“The ‘endangered’ designation by the IUCN actually moves a few steps beyond the 2020 U.S. Fish and Wildlife Service determination that listing monarchs as a ‘threatened’ species is warranted, but not of highest priority,” he said. “The IUCN listing will further elevate the profile of monarchs as one of our most important vehicles for promoting conservation awareness among the public. It may do so, however, at the risk of oversimplifying a complex, growing body of research that seeks to explain how monarchs make their migration and why their populations have been changing.

“We need to better understand how different factors—such as habitat loss, climate change, and disease-–threaten their spectacular journey and the ability to study monarchs and interact with them in their natural habitats will help us do this.

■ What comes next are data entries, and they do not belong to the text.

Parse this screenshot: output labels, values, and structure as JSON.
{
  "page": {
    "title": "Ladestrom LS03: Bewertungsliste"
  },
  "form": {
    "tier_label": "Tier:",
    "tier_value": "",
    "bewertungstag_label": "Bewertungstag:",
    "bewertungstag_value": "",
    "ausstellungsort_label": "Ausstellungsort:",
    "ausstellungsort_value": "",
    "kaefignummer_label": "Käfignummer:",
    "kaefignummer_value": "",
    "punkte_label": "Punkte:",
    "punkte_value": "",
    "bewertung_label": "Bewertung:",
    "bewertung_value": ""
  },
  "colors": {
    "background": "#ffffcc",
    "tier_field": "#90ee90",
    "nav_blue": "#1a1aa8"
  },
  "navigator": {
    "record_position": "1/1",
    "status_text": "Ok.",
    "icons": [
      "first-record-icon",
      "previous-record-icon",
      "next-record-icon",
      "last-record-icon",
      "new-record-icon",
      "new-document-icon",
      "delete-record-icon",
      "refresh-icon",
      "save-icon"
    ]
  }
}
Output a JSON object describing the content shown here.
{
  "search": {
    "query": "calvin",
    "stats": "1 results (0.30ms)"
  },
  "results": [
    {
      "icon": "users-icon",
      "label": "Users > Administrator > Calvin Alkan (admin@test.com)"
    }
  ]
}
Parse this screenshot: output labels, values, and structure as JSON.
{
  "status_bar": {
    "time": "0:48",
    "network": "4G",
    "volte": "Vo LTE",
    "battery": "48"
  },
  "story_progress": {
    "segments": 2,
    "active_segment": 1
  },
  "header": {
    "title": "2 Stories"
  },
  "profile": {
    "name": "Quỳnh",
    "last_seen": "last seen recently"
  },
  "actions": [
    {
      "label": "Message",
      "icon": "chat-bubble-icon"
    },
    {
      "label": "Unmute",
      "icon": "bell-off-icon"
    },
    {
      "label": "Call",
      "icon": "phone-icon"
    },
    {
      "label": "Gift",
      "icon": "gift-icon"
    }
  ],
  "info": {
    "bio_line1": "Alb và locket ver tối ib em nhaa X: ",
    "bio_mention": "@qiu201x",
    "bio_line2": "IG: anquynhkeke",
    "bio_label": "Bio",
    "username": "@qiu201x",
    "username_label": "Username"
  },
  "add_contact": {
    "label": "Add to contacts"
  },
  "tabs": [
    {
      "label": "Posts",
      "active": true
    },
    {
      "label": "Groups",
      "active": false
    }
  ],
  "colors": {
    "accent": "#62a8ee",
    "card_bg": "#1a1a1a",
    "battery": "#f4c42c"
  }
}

Indeed, what is most critical for effective preservation of this iconic phenomenon are strong partnerships between conservation practitioners, academic researchers, and the public to learn more about how monarch migration works, to nurture a new generation of environmental stewards, and to push forward timely conservation initiatives.”


To see the full press release, click here.